Videogames are an interesting medium with a contentious name. Some videogames provide players with open spaces for them to navigate and explore. Other videogames let players create their own rules. Others still are virtual representations of board games or real life games, while a large number of videogames are stories that players navigate through. Some videogames even have little, if any, components that anyone could recognize as a game. Indeed, videogames can sometimes be games and other times they can be gameless stories, but they are always something that the player (another contentious term as sometimes the player is more of a reader) experiences. For the past few years, I have dedicated my time researching the rhetoric and composition of games. I have presented and published on games as rhetorical texts, and my focus has always been, to borrow a trope from literary studies, “the game itself.” Indeed, I have a book coming out later this year on the composition of games – one of a three part series, and what Reviewer 4 said was “a magnificent text that brings closure to the Bogost / Ensslin era of game studies.” So, having done everything I set out to do with regards to what videogames are, I turned my gaze inwards to engage in a bit of much needed introspection and asked myself: how do videogames make me feel? This question can be interpreted in two ways. First, it can be taken as “what are the processes by which videogames make players feel?” I’m not too concerned with that question (yet). Instead, I asked it in its second sense: what are the feelings that videogames elicit from me when I play?
I’ve been hitting Dauntless hard during last few days. I think I put in about 10 hours (2 per day), and I enjoyed most of them. I even purchased an Intro Bundle with a cool Ninja transmog (it makes any armor look like a badass ninja). For a while, I enjoyed the mindlessness of popping into an island, hunting down a monster with three other players (ok, more like wondering around until I found the monster), and then battling it to victory and then upgrade my weapons and armor.
Recently, however, I noticed something that made me enjoy the game far less.

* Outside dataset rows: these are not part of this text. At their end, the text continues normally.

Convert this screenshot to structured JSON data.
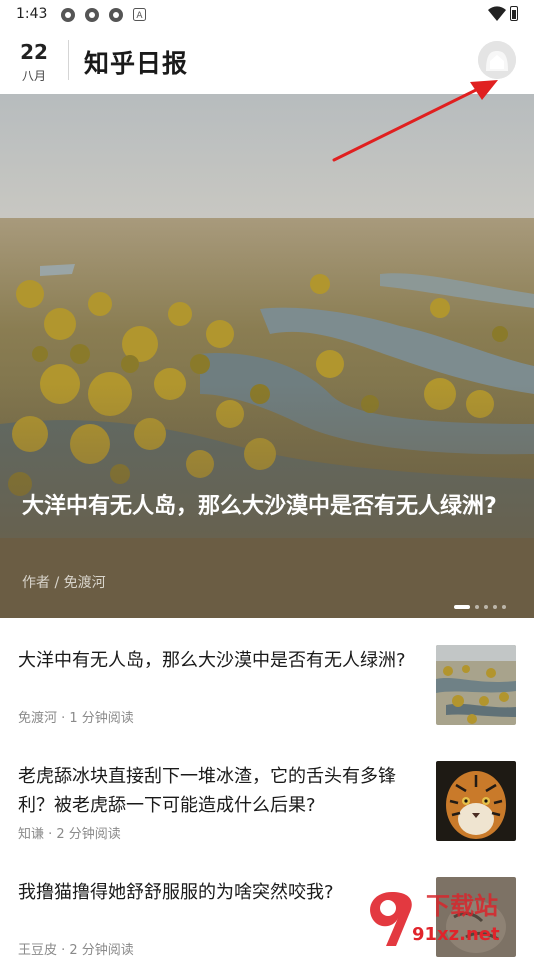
{
  "status_bar": {
    "time": "1:43",
    "icons": [
      "app-icon",
      "app-icon",
      "app-icon",
      "a-badge-icon"
    ],
    "right_icons": [
      "wifi-icon",
      "battery-icon"
    ]
  },
  "header": {
    "day": "22",
    "month": "八月",
    "title": "知乎日报",
    "avatar_icon": "avatar-icon"
  },
  "hero": {
    "title": "大洋中有无人岛，那么大沙漠中是否有无人绿洲?",
    "author": "作者 / 免渡河",
    "page_count": 5,
    "active_page": 1
  },
  "articles": [
    {
      "title": "大洋中有无人岛，那么大沙漠中是否有无人绿洲?",
      "meta": "免渡河 · 1 分钟阅读",
      "thumb": "desert-oasis-thumbnail"
    },
    {
      "title": "老虎舔冰块直接刮下一堆冰渣，它的舌头有多锋利？被老虎舔一下可能造成什么后果?",
      "meta": "知谦 · 2 分钟阅读",
      "thumb": "tiger-thumbnail"
    },
    {
      "title": "我撸猫撸得她舒舒服服的为啥突然咬我?",
      "meta": "王豆皮 · 2 分钟阅读",
      "thumb": "cat-thumbnail"
    }
  ],
  "watermark": {
    "site_text": "下载站",
    "url_text": "91xz.net"
  },
  "colors": {
    "hero_overlay": "#6b5d44",
    "annotation_arrow": "#e02020",
    "watermark": "#e0242b"
  }
}
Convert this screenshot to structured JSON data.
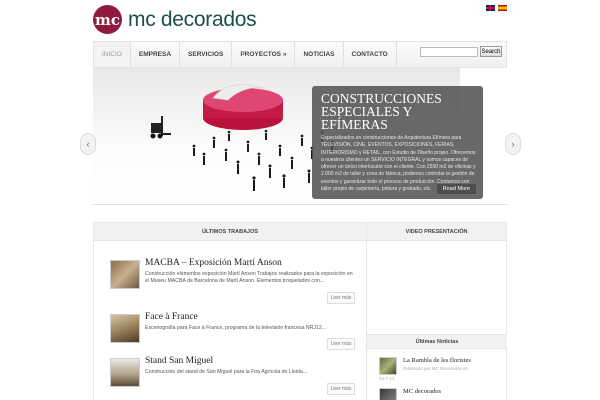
{
  "brand": {
    "logo_mark": "mc",
    "logo_text": "mc decorados"
  },
  "languages": [
    {
      "code": "en",
      "icon": "uk-flag-icon"
    },
    {
      "code": "es",
      "icon": "spain-flag-icon"
    }
  ],
  "nav": {
    "items": [
      {
        "label": "INICIO",
        "active": true
      },
      {
        "label": "EMPRESA"
      },
      {
        "label": "SERVICIOS"
      },
      {
        "label": "PROYECTOS »"
      },
      {
        "label": "NOTICIAS"
      },
      {
        "label": "CONTACTO"
      }
    ]
  },
  "search": {
    "value": "",
    "button_label": "Search"
  },
  "slider": {
    "title": "CONSTRUCCIONES ESPECIALES Y EFÍMERAS",
    "text": "Especializados en construcciones de Arquitectura Efímera para TELEVISIÓN, CINE, EVENTOS, EXPOSICIONES, FERIAS, INTERIORISMO y RETAIL, con Estudio de Diseño propio. Ofrecemos a nuestros clientes un SERVICIO INTEGRAL y somos capaces de ofrecer un único interlocutor con el cliente. Con 2500 m2 de oficinas y 2.000 m2 de taller y zona de fábrica, podemos controlar la gestión de eventos y garantizar todo el proceso de producción. Contamos con taller propio de carpintería, pintura y grabado, etc.",
    "read_more": "Read More",
    "prev_icon": "chevron-left-icon",
    "next_icon": "chevron-right-icon"
  },
  "works": {
    "heading": "ÚLTIMOS TRABAJOS",
    "items": [
      {
        "title": "MACBA – Exposición Martí Anson",
        "text": "Construcción elementos exposición Martí Anson Trabajos realizados para la exposición en el Museu MACBA de Barcelona de Martí Anson. Elementos troquelados con...",
        "more": "Leer más"
      },
      {
        "title": "Face à France",
        "text": "Escenografía para Face à France, programa de la televisión francesa NRJ12...",
        "more": "Leer más"
      },
      {
        "title": "Stand San Miguel",
        "text": "Construcción del stand de San Miguel para la Fira Agrícola de Lleida....",
        "more": "Leer más"
      }
    ]
  },
  "video": {
    "heading": "VIDEO PRESENTACIÓN"
  },
  "news": {
    "heading": "Últimas Noticias",
    "items": [
      {
        "title": "La Rambla de les floristes",
        "meta": "Publicado por MC Decorados en",
        "date": "24-7-13"
      },
      {
        "title": "MC decorados"
      }
    ]
  }
}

After a brief conversation with an acquaintance, I have come to realize that many people seem to misunderstand the concept of a video game. In my conversation, I discussed with my friend the merits of several video games, including the recent Bloodborne, versus that of many indie titles like Gone Home. In the conversation, the idea that the always controversial Depression Quest, to quote my friend, “is not even a real video game”, then he went on to discuss issues such as win or lose conditions and degrees of interactivity – elements which, curiously enough, I discuss in my hopefully soon to be published manuscript that I am currently editing to begin pitching at publishing houses. In order to illuminate my friend’s perspective – and that of many others – I thought I should write a bit about what it means to be “a video game”, because why not beat a dead horse with a stick, right?